## TASK TO COMPLETE
Please reproduce the entries that follow, keeping each word intact.

::::::::

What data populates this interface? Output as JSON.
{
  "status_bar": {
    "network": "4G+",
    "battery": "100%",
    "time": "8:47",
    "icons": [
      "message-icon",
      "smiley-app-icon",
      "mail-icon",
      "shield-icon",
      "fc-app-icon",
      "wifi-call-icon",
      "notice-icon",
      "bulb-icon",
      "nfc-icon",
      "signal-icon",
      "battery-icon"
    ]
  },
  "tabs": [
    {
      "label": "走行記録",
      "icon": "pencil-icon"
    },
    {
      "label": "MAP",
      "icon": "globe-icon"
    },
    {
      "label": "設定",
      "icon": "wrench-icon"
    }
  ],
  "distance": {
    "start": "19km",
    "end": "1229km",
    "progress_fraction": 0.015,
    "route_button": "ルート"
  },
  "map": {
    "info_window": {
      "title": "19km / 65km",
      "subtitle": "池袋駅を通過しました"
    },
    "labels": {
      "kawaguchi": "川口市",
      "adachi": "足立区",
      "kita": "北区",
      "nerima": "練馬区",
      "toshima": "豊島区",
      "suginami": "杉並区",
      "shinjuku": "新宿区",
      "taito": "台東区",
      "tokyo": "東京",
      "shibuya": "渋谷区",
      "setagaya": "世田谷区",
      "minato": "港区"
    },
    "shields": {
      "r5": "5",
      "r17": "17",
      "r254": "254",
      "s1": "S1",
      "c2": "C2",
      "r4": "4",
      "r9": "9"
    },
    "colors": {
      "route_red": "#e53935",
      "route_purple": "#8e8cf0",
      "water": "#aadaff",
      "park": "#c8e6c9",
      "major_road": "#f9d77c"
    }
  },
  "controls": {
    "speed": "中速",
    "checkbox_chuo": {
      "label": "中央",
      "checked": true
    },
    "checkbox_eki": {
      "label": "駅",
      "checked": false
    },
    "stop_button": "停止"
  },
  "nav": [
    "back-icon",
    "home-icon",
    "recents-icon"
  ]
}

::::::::

## REPLY
What data populates this interface? Output as JSON.
{
  "status_bar": {
    "network": "4G+",
    "battery": "100%",
    "time": "8:47",
    "icons": [
      "message-icon",
      "smiley-app-icon",
      "mail-icon",
      "shield-icon",
      "fc-app-icon",
      "wifi-call-icon",
      "notice-icon",
      "bulb-icon",
      "nfc-icon",
      "signal-icon",
      "battery-icon"
    ]
  },
  "tabs": [
    {
      "label": "走行記録",
      "icon": "pencil-icon"
    },
    {
      "label": "MAP",
      "icon": "globe-icon"
    },
    {
      "label": "設定",
      "icon": "wrench-icon"
    }
  ],
  "distance": {
    "start": "19km",
    "end": "1229km",
    "progress_fraction": 0.015,
    "route_button": "ルート"
  },
  "map": {
    "info_window": {
      "title": "19km / 65km",
      "subtitle": "池袋駅を通過しました"
    },
    "labels": {
      "kawaguchi": "川口市",
      "adachi": "足立区",
      "kita": "北区",
      "nerima": "練馬区",
      "toshima": "豊島区",
      "suginami": "杉並区",
      "shinjuku": "新宿区",
      "taito": "台東区",
      "tokyo": "東京",
      "shibuya": "渋谷区",
      "setagaya": "世田谷区",
      "minato": "港区"
    },
    "shields": {
      "r5": "5",
      "r17": "17",
      "r254": "254",
      "s1": "S1",
      "c2": "C2",
      "r4": "4",
      "r9": "9"
    },
    "colors": {
      "route_red": "#e53935",
      "route_purple": "#8e8cf0",
      "water": "#aadaff",
      "park": "#c8e6c9",
      "major_road": "#f9d77c"
    }
  },
  "controls": {
    "speed": "中速",
    "checkbox_chuo": {
      "label": "中央",
      "checked": true
    },
    "checkbox_eki": {
      "label": "駅",
      "checked": false
    },
    "stop_button": "停止"
  },
  "nav": [
    "back-icon",
    "home-icon",
    "recents-icon"
  ]
}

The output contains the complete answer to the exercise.